=== YOUR OBJECTIVE ===
Scan the entries below, and for each line that includes the word "Modify", make a copy.

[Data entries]
*****

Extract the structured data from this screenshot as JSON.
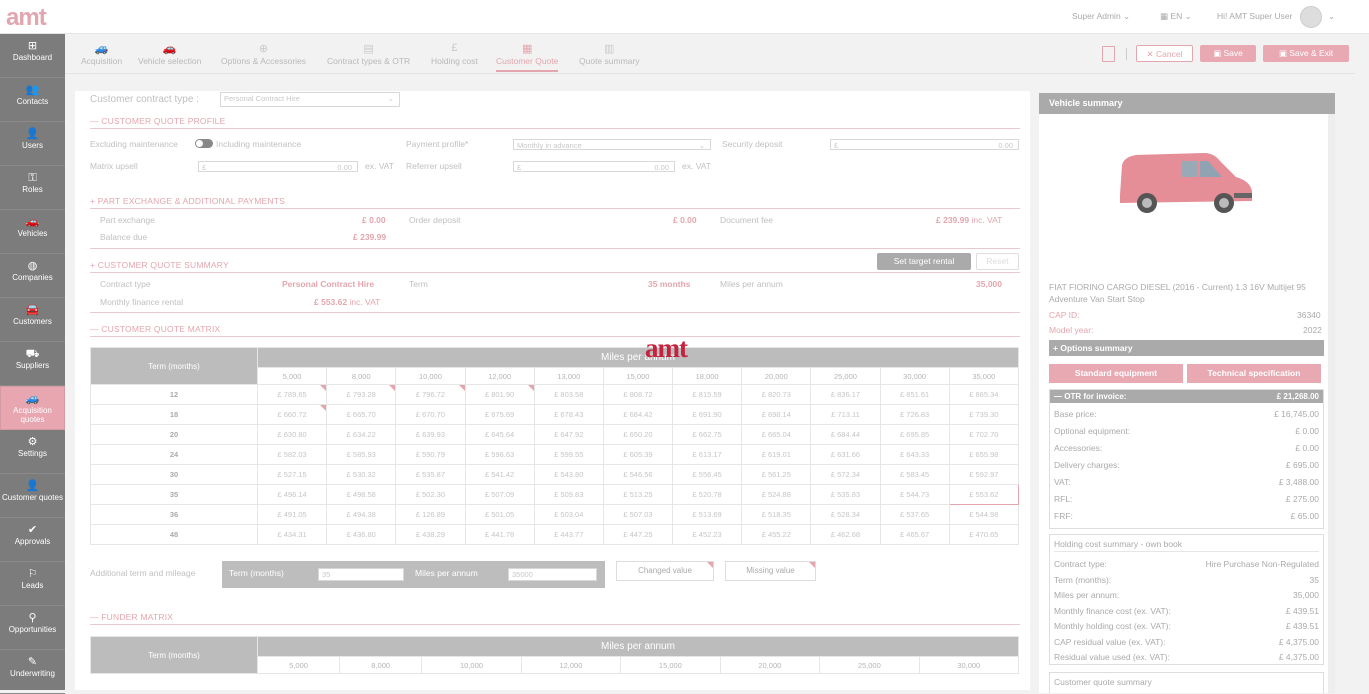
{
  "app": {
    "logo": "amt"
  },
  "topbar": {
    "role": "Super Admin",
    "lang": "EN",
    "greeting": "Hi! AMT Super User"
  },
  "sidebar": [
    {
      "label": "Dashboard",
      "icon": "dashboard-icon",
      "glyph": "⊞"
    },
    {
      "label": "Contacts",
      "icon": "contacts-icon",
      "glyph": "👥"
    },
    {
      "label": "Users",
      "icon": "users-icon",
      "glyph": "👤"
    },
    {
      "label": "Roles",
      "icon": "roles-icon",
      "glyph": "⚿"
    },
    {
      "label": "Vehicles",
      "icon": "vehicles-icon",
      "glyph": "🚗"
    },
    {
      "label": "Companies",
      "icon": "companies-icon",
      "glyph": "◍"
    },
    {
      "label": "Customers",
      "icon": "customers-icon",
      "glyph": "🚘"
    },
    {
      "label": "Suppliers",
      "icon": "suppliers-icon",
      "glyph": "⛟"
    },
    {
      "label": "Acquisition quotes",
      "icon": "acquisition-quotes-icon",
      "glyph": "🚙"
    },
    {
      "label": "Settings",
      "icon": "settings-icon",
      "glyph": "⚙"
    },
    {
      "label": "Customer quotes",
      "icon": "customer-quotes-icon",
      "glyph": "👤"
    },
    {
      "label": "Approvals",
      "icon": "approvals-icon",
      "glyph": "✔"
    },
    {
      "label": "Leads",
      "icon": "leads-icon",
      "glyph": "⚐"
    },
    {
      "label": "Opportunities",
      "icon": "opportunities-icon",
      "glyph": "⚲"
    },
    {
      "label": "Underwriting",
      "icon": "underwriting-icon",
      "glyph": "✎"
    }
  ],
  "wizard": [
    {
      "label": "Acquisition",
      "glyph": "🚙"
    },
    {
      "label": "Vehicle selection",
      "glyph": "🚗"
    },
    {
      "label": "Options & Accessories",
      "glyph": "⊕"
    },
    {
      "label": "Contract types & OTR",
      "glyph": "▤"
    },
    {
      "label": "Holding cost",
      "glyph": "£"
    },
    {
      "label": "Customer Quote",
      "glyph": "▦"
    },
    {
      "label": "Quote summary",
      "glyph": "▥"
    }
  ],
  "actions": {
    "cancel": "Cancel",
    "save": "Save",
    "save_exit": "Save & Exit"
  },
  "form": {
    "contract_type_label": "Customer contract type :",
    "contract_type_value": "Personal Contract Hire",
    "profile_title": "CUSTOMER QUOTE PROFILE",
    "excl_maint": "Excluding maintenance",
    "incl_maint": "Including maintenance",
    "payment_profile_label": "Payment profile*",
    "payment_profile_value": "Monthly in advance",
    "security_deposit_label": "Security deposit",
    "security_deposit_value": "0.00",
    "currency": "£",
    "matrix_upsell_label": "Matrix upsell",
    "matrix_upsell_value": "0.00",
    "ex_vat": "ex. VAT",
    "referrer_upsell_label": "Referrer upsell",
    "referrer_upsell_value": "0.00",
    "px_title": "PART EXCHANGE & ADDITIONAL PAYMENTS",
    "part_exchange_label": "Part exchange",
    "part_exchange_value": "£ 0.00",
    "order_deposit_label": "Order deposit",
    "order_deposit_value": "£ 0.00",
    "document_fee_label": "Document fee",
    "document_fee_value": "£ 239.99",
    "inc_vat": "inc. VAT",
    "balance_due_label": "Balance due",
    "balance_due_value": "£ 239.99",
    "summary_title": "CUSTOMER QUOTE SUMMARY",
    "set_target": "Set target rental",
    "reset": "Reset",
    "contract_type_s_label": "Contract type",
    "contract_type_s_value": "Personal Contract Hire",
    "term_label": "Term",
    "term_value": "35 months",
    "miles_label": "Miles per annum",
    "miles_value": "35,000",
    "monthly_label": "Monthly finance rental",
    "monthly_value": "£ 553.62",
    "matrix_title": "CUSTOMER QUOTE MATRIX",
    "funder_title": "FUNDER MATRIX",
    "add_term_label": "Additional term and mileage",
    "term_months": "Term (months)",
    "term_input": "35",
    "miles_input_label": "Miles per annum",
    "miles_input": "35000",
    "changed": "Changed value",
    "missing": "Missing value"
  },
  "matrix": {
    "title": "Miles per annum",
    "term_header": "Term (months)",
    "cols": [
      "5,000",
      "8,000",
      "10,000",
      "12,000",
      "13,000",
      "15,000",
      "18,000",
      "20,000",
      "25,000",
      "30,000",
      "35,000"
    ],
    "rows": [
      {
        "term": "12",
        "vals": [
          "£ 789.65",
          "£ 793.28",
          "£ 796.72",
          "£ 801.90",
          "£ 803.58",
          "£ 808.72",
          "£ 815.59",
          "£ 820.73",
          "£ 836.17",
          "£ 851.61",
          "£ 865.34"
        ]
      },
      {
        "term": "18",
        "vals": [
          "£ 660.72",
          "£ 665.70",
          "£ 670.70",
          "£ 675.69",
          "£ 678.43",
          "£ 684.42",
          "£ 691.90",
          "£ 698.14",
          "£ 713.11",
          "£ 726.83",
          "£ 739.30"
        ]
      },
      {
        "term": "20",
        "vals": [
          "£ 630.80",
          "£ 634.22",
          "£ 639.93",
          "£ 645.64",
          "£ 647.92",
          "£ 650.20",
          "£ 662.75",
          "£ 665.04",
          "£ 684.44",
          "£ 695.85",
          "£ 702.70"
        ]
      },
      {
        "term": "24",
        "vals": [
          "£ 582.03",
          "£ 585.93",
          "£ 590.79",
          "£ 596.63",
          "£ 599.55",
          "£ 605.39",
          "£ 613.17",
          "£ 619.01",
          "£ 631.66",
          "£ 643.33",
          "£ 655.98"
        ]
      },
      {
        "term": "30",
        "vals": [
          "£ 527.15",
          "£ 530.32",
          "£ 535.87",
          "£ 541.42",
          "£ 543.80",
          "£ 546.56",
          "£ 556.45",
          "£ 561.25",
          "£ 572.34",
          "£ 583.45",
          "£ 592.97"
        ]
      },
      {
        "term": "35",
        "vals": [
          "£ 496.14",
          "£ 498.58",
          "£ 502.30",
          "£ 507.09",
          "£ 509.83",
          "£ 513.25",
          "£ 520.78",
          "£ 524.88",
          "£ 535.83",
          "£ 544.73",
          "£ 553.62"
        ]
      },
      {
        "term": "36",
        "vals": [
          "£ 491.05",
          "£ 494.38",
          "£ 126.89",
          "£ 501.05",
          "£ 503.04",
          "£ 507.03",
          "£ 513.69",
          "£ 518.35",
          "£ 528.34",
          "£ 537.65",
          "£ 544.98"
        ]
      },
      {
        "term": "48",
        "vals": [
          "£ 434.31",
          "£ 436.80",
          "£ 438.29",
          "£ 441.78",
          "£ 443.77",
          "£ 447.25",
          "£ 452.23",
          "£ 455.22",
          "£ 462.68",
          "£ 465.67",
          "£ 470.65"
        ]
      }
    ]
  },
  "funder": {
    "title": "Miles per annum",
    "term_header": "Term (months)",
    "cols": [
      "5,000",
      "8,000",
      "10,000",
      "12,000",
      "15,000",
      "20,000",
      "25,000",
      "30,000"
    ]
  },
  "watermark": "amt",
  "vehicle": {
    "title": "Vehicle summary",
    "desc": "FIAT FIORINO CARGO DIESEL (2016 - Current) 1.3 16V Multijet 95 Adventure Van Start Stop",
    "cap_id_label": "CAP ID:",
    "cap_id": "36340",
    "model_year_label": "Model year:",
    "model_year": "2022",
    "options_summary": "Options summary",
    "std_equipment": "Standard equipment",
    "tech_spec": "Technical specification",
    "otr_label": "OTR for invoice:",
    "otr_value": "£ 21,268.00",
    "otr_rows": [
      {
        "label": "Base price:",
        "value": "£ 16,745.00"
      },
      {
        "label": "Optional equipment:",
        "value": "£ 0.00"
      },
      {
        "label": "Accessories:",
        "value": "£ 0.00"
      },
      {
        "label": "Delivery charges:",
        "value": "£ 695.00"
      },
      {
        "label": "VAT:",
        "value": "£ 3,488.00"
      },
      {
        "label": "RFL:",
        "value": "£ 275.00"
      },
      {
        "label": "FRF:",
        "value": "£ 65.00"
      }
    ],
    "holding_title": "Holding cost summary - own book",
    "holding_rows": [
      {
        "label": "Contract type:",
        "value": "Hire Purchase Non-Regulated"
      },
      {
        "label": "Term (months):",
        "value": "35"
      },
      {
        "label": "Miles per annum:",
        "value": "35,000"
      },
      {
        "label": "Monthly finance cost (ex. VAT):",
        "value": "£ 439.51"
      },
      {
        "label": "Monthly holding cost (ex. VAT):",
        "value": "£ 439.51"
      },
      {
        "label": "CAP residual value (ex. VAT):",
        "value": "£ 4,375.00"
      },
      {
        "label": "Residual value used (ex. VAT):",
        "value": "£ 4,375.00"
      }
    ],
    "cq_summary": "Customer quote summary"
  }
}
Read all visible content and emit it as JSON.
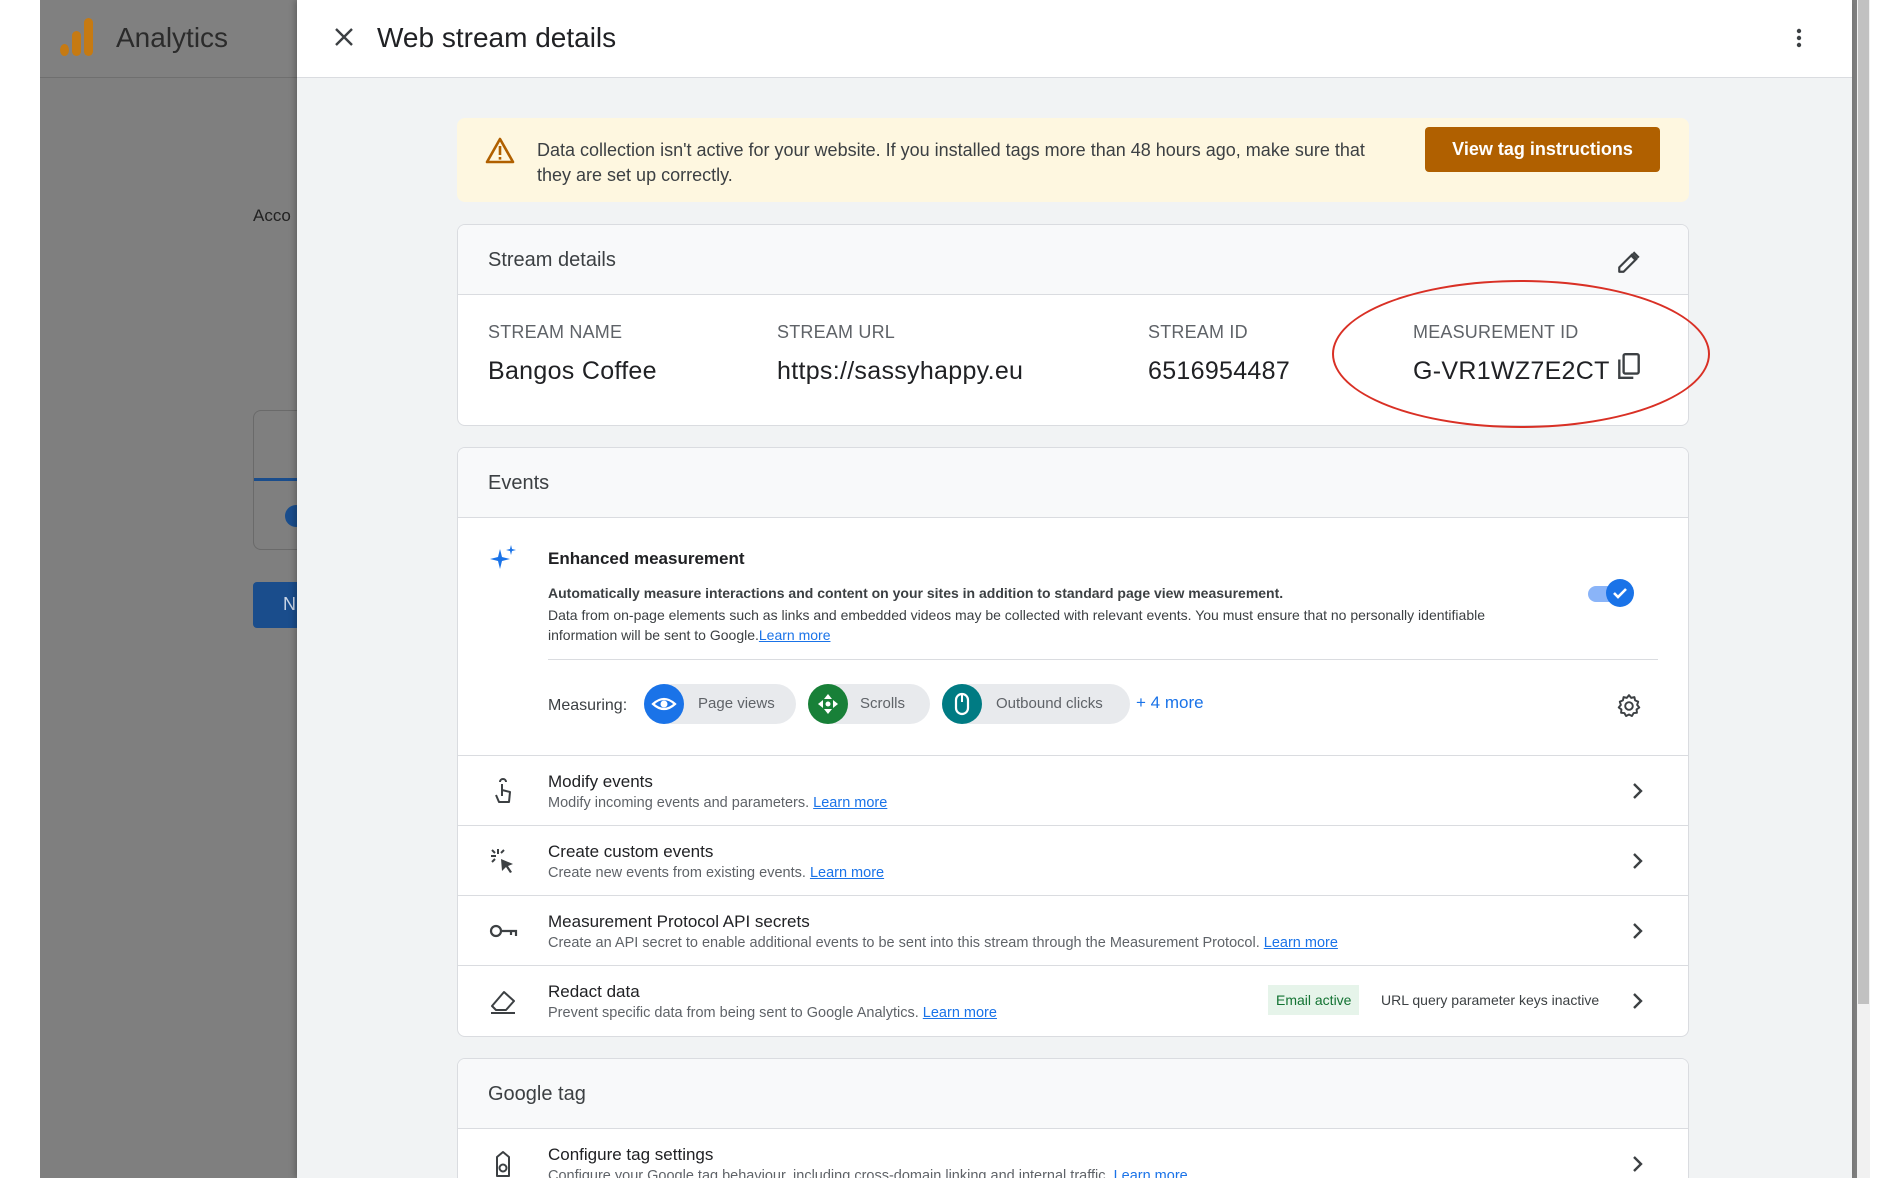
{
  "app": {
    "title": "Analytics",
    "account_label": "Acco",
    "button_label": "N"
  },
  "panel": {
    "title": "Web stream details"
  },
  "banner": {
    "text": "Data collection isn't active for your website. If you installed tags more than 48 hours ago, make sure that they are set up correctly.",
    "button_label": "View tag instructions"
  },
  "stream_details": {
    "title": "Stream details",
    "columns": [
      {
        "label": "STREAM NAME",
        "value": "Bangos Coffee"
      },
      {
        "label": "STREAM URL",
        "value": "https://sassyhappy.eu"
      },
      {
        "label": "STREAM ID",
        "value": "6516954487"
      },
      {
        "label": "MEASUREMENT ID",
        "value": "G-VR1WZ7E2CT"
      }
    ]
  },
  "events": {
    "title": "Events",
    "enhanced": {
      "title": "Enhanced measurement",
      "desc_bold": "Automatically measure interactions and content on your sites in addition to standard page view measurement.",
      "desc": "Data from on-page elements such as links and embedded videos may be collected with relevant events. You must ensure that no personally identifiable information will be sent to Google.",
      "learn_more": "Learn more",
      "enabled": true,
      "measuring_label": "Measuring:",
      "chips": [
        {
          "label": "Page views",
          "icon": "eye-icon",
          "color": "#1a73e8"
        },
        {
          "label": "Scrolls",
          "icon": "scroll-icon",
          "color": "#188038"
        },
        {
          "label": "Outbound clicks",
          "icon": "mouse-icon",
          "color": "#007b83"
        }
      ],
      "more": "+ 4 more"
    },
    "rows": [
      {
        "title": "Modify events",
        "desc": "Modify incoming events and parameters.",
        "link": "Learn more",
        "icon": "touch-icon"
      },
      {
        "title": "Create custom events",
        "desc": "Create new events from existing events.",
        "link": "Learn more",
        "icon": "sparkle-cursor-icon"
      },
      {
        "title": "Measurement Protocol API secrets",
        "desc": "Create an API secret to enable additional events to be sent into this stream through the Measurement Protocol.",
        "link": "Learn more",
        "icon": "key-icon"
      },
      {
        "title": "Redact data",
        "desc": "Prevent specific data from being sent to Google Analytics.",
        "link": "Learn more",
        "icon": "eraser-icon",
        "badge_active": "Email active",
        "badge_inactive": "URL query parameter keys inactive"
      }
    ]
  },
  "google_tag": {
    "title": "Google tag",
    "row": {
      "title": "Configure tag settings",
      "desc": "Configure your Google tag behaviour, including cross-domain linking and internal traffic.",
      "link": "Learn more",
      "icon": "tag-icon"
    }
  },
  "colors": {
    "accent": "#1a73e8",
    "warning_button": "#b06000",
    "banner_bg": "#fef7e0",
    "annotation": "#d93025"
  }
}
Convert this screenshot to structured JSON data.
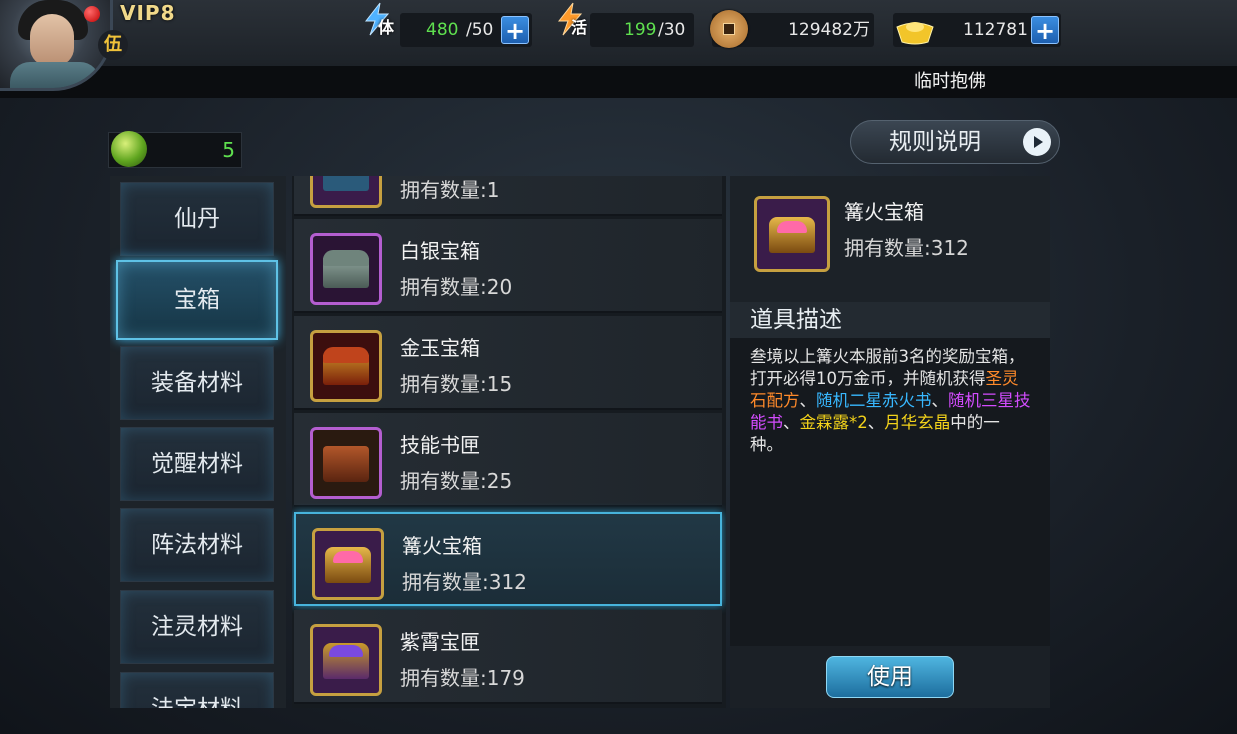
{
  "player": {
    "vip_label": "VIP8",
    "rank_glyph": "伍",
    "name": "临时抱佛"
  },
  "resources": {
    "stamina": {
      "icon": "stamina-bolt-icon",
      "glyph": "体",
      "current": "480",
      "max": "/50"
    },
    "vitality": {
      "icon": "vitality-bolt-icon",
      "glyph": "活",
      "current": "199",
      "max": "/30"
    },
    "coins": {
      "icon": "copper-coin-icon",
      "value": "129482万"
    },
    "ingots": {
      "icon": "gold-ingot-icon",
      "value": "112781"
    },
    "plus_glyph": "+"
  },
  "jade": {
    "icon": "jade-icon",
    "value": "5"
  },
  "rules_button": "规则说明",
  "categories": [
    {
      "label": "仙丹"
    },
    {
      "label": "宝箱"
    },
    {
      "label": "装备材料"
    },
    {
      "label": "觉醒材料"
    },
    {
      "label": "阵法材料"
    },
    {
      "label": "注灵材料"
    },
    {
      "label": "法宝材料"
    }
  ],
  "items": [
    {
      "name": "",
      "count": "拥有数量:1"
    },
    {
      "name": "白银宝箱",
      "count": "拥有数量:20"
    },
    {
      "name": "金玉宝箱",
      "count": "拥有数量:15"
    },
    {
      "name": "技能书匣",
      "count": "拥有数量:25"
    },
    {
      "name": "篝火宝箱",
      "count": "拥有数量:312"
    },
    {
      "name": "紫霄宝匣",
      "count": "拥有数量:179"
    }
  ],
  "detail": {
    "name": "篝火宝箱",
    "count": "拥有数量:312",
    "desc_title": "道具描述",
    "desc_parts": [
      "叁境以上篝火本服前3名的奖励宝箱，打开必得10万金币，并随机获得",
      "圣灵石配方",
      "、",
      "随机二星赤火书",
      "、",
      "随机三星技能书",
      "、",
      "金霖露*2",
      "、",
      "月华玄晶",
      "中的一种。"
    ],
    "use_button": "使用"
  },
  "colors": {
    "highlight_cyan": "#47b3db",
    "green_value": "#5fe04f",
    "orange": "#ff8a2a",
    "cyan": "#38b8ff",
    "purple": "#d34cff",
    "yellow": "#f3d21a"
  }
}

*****

=== RESULT OF THE TASK ===
        "title": "Modify events",
        "desc": "Modify incoming events and parameters.",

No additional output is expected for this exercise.